Valdez is located at 61°7?51?N 146°20?54?W. According to the United States Census Bureau, the city has a total area of 277.1 square miles (718 km2), of which, 222.0 square miles (575 km2) of it is land and 55.1 square miles (143 km2) of it (19.88%) is water.
Valdez is located near the head of a deep fjord in the Prince William Sound in Alaska. It is surrounded by the Chugach Mountains, which are heavily glaciated. Valdez is the northernmost port in North America that is ice-free year-round. The northernmost point of the coastal Pacific temperate rain forest is in Valdez, on Blueberry Hill.
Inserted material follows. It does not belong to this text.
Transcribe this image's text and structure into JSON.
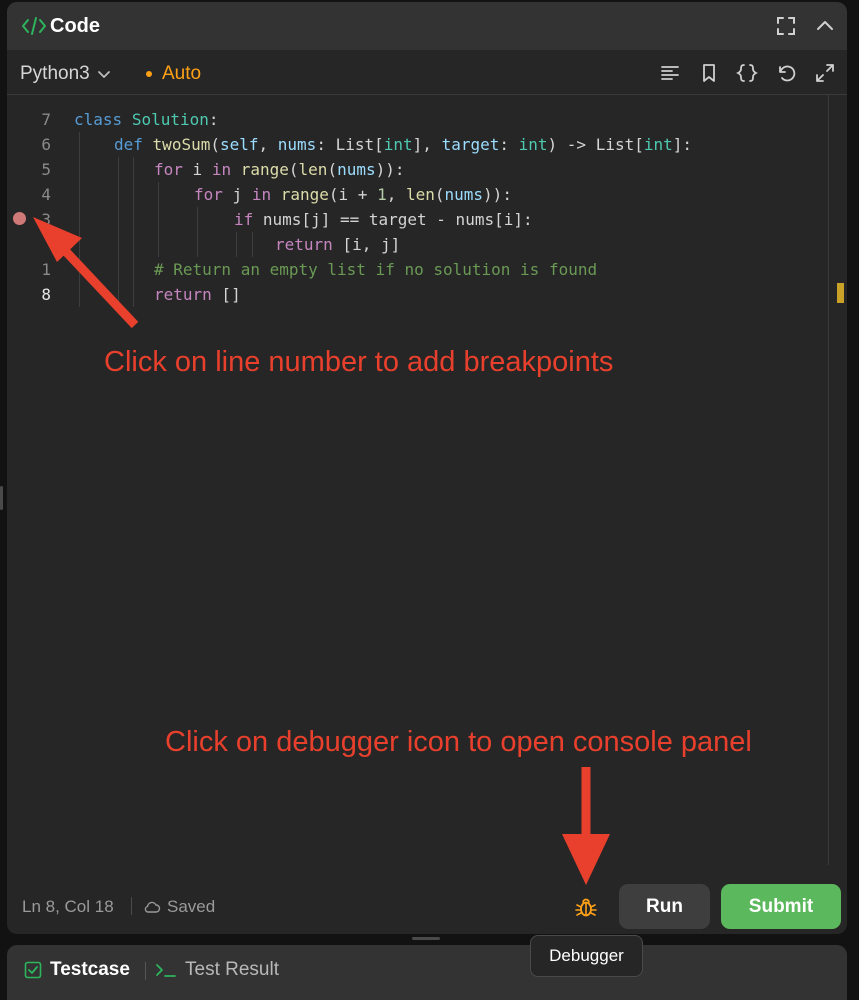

Despite the presence of temperate rainforest, Valdez under the Koppen climate classification has a subarctic climate (Dfc): its winters, though much warmer than most climates of this type, are not sufficiently mild, as those of, say, Ketchikan or Kodiak are, to fit into the oceanic or subpolar oceanic climate category.
According to the Weather Channel and NOAA, Valdez is the snowiest place in the United States, with an average of almost 300 inches per year. In winters past, they have had years when more than 100 inches of snow fell in 5 separate months (not in the same year).
Despite its small size, Valdez was at one time home to two weekly newspapers, the Valdez Star and the Valdez Vanguard. In 2004, the Star bought out the Vanguard. Valdez is also home to radio broadcasters KCHU, KVAK, KVAK-FM.
Valdez is also home to the Last Frontier Theatre Conference, hosted by the Prince William Sound Community College. The annual conference attracts playwrights and actors from around the United States.
It is used as a loose base for a multiplayer level titled "Midnight Sun" in the Armored Fury expansion for the 2005 video game Battlefield 2.
In the 2010 video game Battlefield: Bad Company 2 under the name "Port Valdez" is an available multiplayer map. The map landscape is based on the Valdez Marine Terminal with some modifications.
On Deadly Ground (1994) was filmed near Worthington Glacier, Alaska, as well as the Valdez Civic Center and Valdez Airport, and 30 miles (48 km) outside Valdez on Thompson Pass in the Chugach Mountains.